Please filter the entries for the word "this" and copy every line that has it.
-*-
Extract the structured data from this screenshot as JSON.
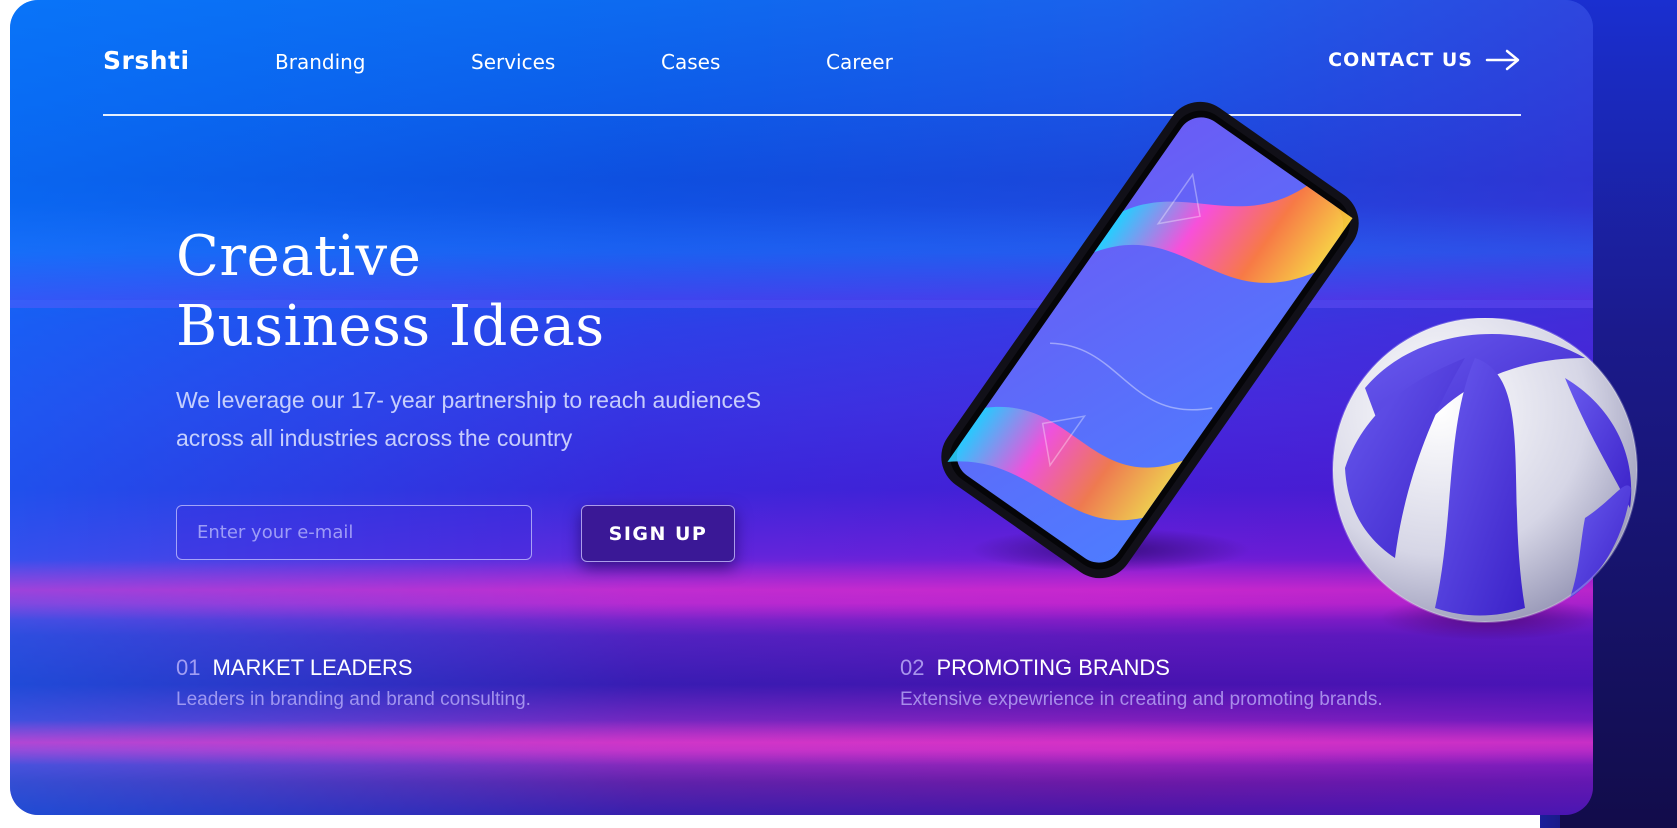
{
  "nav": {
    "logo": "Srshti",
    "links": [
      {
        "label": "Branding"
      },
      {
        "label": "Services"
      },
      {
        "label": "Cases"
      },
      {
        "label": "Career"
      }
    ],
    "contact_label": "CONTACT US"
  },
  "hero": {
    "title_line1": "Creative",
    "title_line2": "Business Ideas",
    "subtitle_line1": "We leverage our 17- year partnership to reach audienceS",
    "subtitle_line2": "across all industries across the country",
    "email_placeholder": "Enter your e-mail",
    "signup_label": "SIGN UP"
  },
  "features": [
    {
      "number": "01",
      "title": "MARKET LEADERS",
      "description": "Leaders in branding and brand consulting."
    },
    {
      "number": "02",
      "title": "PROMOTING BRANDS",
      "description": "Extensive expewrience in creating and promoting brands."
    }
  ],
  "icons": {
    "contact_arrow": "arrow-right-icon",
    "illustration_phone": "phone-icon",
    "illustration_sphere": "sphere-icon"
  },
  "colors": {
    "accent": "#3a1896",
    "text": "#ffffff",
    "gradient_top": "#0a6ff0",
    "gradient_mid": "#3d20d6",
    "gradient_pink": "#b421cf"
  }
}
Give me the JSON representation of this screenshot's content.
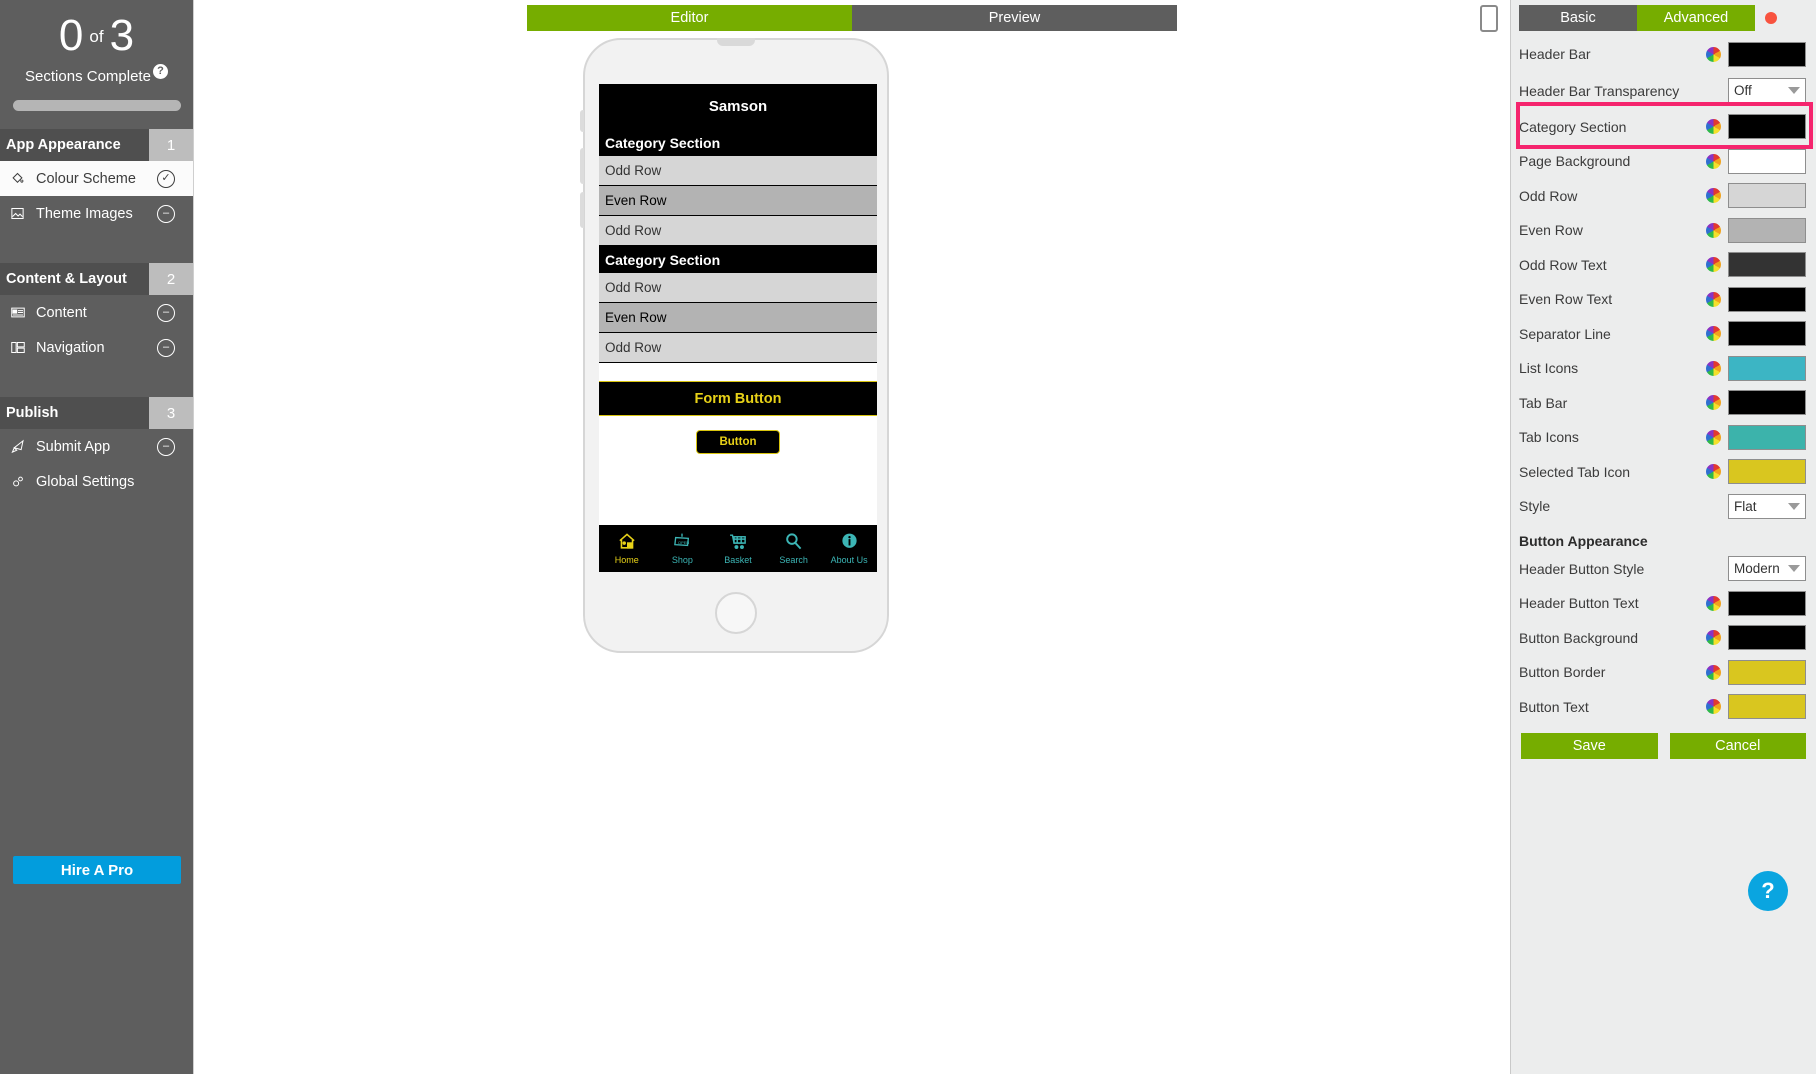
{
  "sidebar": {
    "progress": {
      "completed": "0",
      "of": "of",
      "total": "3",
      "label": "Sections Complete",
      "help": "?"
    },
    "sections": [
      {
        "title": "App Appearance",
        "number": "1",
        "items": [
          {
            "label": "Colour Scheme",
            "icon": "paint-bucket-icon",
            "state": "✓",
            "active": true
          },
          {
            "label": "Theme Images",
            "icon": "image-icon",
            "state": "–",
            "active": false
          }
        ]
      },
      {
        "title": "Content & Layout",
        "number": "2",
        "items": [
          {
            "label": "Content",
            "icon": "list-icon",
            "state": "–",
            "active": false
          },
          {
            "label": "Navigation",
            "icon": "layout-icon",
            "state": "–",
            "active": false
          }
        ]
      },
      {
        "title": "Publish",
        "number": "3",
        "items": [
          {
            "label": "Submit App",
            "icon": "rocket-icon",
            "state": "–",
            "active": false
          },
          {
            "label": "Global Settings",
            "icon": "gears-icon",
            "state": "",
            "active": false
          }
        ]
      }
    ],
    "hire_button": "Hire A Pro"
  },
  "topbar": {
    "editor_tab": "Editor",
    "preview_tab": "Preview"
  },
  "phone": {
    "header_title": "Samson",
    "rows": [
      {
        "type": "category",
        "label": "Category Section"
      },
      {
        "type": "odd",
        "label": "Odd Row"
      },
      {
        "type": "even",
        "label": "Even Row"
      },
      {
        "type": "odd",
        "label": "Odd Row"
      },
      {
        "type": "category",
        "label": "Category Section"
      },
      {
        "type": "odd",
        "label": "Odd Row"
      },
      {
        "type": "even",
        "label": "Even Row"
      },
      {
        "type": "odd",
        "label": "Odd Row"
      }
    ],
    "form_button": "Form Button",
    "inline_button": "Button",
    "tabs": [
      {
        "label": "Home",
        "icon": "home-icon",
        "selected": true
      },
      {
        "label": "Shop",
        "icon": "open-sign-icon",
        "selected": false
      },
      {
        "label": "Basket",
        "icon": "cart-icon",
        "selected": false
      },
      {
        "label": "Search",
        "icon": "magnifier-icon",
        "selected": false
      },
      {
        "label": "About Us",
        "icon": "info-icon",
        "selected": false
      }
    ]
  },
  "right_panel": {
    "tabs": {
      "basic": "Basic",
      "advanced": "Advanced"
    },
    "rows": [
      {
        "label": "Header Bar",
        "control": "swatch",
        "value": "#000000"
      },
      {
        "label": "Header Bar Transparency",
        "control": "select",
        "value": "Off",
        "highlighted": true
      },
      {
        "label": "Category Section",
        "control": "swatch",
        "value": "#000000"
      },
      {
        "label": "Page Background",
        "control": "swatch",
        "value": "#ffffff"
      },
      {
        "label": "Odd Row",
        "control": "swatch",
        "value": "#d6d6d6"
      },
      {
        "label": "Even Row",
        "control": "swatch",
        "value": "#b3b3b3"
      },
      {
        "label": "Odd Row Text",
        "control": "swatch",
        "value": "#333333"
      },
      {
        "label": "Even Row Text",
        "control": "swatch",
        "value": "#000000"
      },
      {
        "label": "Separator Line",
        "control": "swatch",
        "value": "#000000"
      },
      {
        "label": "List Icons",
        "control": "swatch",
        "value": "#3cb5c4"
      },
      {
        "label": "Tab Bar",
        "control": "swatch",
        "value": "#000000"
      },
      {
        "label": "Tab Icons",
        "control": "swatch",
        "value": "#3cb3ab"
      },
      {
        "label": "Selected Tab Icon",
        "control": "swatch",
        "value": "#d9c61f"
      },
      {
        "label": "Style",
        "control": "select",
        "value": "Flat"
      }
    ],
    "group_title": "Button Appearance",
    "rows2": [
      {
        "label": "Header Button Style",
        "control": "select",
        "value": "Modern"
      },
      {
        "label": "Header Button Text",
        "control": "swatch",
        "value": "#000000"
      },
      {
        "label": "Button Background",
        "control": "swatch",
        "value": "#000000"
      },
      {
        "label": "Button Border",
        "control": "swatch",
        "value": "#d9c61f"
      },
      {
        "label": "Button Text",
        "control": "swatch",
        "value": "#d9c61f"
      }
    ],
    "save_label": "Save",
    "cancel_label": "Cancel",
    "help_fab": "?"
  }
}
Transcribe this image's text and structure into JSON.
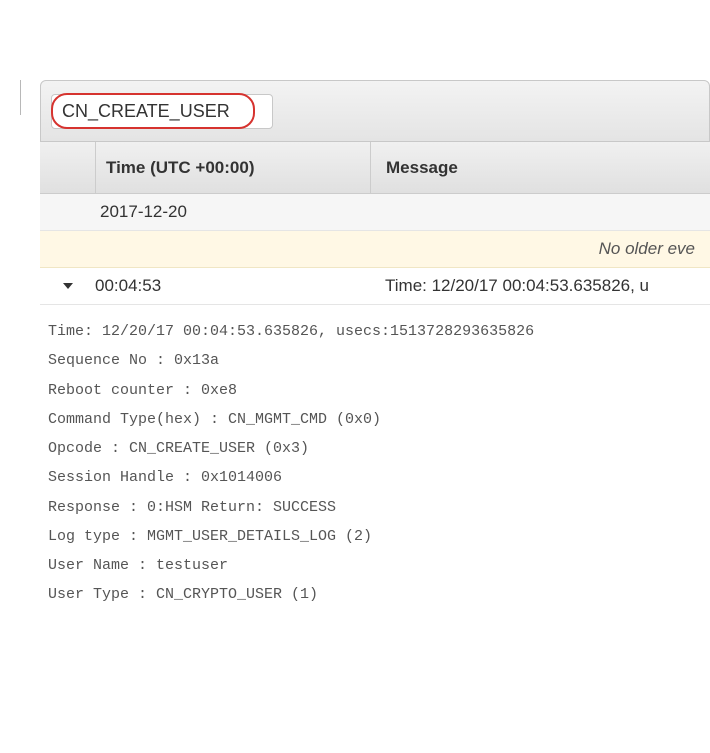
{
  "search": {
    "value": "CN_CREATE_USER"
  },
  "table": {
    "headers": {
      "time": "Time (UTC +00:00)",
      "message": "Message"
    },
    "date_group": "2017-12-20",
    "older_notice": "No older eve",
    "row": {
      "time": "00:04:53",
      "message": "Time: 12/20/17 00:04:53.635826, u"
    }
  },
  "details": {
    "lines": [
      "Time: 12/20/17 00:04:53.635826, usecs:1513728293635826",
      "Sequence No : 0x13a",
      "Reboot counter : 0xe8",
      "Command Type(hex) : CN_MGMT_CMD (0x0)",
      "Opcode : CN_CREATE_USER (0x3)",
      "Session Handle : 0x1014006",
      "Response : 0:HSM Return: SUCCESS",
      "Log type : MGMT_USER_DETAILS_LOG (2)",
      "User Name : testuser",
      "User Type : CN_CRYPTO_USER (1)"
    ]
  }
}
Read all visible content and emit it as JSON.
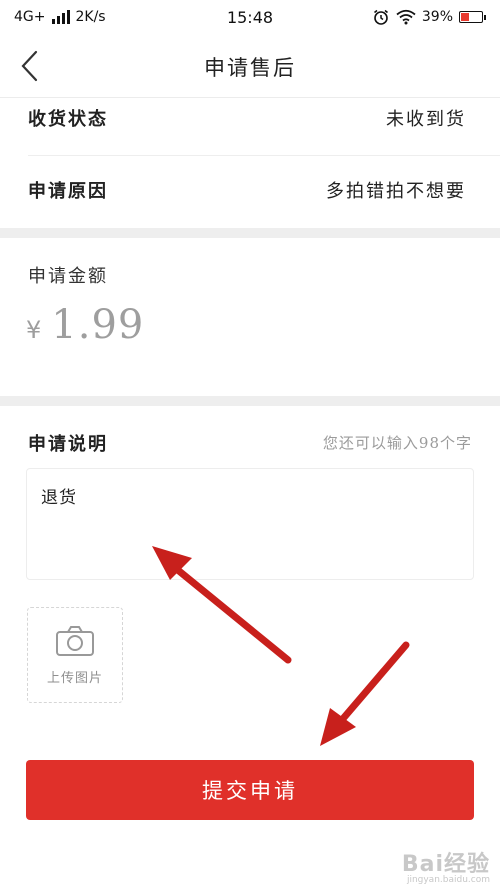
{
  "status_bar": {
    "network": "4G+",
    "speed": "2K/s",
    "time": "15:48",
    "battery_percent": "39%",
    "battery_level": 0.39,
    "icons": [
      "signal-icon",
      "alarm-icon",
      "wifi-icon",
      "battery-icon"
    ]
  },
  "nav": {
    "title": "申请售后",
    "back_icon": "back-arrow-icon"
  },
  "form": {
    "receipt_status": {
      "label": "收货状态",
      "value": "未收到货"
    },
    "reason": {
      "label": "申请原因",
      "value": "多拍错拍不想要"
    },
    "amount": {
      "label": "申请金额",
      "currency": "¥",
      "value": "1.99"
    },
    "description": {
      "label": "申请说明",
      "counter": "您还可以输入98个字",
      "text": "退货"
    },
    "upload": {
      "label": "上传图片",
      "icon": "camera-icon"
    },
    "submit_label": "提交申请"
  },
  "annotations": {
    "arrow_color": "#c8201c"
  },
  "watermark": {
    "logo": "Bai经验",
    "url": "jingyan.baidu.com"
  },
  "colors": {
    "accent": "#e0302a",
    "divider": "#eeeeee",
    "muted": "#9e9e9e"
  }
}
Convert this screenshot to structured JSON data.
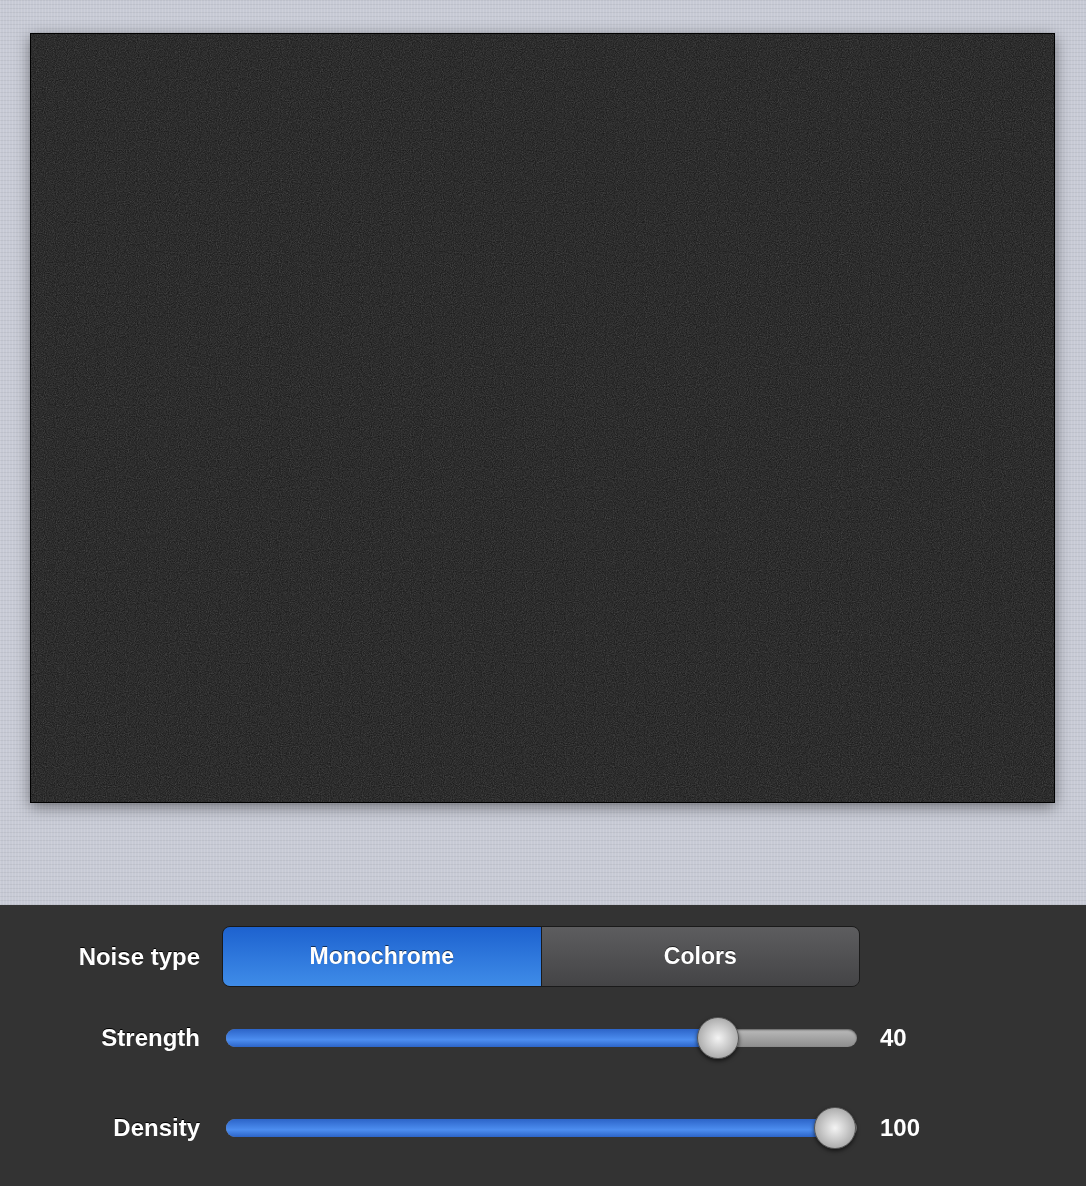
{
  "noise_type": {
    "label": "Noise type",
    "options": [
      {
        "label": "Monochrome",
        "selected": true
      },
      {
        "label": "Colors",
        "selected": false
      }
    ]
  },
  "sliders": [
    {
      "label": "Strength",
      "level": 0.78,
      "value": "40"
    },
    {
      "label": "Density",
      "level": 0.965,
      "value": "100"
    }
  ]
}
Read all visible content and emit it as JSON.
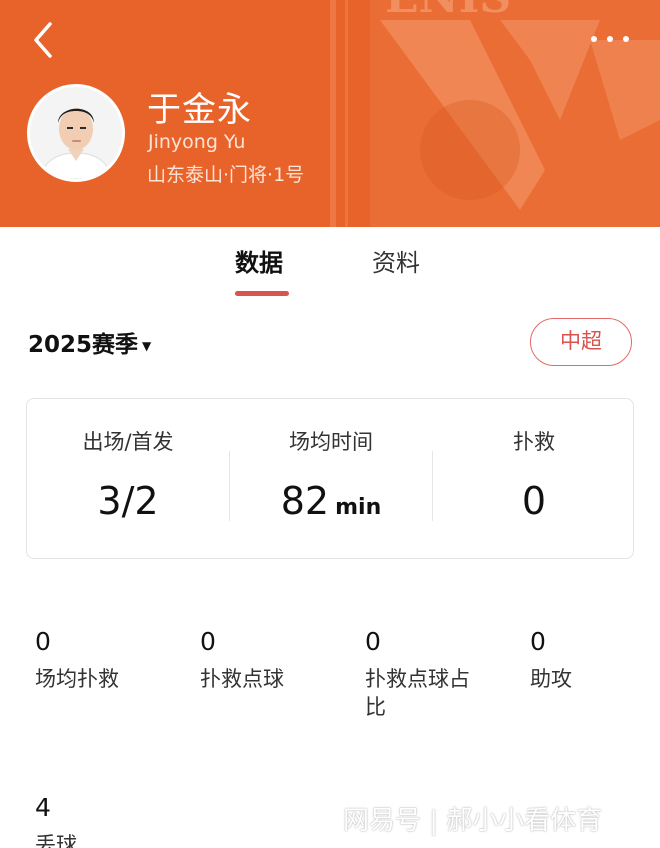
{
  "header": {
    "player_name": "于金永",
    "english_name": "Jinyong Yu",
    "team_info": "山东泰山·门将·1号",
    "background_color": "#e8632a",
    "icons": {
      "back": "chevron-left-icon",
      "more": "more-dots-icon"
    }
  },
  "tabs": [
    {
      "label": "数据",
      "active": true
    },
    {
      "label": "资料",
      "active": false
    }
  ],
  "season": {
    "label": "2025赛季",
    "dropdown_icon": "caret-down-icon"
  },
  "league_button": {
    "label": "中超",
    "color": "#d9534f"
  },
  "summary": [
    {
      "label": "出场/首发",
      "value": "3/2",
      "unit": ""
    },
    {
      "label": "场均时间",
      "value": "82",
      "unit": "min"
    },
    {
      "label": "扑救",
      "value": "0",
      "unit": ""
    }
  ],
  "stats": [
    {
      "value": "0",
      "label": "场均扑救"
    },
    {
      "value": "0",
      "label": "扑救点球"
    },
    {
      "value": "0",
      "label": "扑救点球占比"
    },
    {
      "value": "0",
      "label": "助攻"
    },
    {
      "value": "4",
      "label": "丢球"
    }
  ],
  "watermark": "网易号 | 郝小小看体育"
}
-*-
**The answer**
Extract the structured data from this screenshot as JSON.
Give me the JSON representation of this screenshot's content.
Transcribe this image's text and structure into JSON.
Convert this screenshot to structured JSON data.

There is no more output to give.